    David is a feature writer and not responsible for the major issues of life and death, which is why his job is safer than those who honestly report on these issues.

    Newspapers are not merely dying economically due to cheaper forms of advertising on the internet. They are dying in the sense of journalistic integrity because when it comes to issues of war and peace, almost all reporters, editors and publishers apparently have Alzheimers and cannot recall how many innocent civilians have died for greed and glory, or is it fun and profit?

    I did some calculations. Collectively, people in the IVDB distribution region kill more than a person a day in war. Local news reporters might note the Charles Manson family did not keep up this rate.

  • Theodore Melendez

    Like DebB said I would find some of the weeks news not really that interesting or apply to my world, and would only find myself reading the paper once or twice a week.

  • SAWZ

    I used to take a daily paper–but its not possible to get through such daily and the clutter keeps piling up. I now buy the Sunday paper only and on Saturday I am still trying to catch up before the next Sunday. I fail to understand why the various news sites resent internet surfers seeing their articles without payment. I pay $80/month for my phone/internet service (not including TV which is another $122/mo.) and whenever I try to access an online article that I consider important, I must first let the ads play, sometimes with music and vocal sound. Is the site owner not receiving remuneration from the fact that I or hundreds of others who clicked on are being subjected to that too? At this time, I cannot log on to the Sacramento Bee for state capitol information unless I pay. What benefit does the Sac Bee get from withholding that information from me and, therefore, limiting its own exposure to the market place?

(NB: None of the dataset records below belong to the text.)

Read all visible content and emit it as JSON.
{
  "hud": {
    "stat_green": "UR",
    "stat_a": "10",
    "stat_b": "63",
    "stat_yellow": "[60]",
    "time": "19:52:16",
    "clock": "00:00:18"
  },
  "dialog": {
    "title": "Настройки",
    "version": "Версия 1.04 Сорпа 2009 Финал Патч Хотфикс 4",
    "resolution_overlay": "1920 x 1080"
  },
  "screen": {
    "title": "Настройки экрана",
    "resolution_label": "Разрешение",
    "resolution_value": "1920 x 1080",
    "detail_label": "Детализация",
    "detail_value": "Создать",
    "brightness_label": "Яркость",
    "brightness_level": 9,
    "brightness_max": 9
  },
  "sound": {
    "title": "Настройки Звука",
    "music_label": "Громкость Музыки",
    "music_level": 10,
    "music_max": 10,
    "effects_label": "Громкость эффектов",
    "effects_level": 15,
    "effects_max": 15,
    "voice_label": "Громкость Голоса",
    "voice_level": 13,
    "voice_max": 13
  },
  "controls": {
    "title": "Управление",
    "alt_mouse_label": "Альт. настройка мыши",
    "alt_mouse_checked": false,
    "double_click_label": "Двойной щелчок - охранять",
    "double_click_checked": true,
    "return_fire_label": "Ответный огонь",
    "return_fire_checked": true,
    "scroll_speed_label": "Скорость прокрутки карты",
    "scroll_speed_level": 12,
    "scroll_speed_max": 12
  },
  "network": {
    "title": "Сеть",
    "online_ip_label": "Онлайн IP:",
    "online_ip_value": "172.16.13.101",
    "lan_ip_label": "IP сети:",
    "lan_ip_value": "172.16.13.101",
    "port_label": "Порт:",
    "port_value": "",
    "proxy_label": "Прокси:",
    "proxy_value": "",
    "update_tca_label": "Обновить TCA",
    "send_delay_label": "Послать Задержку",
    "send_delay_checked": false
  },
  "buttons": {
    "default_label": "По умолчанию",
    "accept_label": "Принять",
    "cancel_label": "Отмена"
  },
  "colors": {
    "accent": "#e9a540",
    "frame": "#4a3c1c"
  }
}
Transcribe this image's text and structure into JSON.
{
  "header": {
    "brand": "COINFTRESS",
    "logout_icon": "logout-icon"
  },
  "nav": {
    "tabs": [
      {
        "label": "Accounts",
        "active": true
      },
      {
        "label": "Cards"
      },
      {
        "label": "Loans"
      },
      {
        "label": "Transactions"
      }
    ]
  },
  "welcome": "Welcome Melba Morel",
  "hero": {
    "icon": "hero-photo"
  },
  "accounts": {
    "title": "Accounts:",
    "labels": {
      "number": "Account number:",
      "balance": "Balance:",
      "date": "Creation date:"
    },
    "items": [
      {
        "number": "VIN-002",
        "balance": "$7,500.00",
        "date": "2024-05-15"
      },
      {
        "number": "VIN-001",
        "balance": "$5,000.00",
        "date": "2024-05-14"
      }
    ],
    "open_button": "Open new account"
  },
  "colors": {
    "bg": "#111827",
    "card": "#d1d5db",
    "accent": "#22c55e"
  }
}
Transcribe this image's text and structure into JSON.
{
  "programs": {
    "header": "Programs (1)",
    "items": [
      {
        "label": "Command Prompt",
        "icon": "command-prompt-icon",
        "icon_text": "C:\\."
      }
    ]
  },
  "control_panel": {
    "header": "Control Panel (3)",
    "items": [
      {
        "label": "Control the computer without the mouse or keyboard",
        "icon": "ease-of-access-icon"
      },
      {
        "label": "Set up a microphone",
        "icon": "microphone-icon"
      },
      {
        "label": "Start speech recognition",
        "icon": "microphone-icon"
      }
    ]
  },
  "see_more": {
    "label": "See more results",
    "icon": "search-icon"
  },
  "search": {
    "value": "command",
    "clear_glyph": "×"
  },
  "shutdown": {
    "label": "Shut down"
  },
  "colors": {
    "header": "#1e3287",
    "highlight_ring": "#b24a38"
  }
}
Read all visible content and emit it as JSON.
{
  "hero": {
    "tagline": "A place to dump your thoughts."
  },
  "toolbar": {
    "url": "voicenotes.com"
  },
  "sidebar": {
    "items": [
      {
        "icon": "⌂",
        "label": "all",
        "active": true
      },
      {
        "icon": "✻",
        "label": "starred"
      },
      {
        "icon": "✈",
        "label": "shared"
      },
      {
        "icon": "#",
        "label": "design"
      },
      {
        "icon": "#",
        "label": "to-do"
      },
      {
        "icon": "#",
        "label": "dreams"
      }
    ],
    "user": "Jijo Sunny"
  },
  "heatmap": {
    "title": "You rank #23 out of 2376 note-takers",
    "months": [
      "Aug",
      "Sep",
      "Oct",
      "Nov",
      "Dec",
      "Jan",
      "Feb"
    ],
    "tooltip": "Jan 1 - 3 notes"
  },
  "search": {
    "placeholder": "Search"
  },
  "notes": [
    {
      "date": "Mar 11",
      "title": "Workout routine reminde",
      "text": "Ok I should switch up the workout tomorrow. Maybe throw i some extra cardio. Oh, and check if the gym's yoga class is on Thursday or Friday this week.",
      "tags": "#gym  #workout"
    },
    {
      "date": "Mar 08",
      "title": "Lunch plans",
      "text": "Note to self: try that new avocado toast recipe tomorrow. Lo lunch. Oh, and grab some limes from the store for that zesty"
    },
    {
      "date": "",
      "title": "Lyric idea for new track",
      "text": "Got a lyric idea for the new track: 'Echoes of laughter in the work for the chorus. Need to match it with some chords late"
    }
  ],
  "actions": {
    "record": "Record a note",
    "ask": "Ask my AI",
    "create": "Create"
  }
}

    All being said, David. You and your newspaper are the last ones I would want to see go. We need our local paper and our local columnist and I hope you can continue until you are old and retired.

    • davidallen909

      Thanks for your good wishes, Shirley.

      Internet advertising is far cheaper than print advertising, pennies to the dollar, so what revenue we get from online ads and page views is not enough to keep us going without subscriptions and print advertising. That’s one reason the future looks so grim for us and for magazines.

      If the SacBee gets a few pennies from each view of that ad you cite, then even if “hundreds” see it, as you suggest, that might add up to five bucks in revenue, hardly enough to pay for the effort required to produce the story.

      Rather than ask what benefit the SacBee gets from withholding information from you, ask why you should benefit while withholding your money from them, or how the SacBee can continue paying its staff to provide information you and others want to get for free.

      $122/month for TV?? That’s about $4 a day! This is why I use an antenna (and, admittedly, almost never watch anything at that). I can’t afford recurring expenses like that!

      • SAWZ

        We use an antenna too, for local channels. Direct TV started out about 15 years ago with $50/mo for Total Choice with HBO. Then it has kept going up steadily–where we are now at the $122/mo.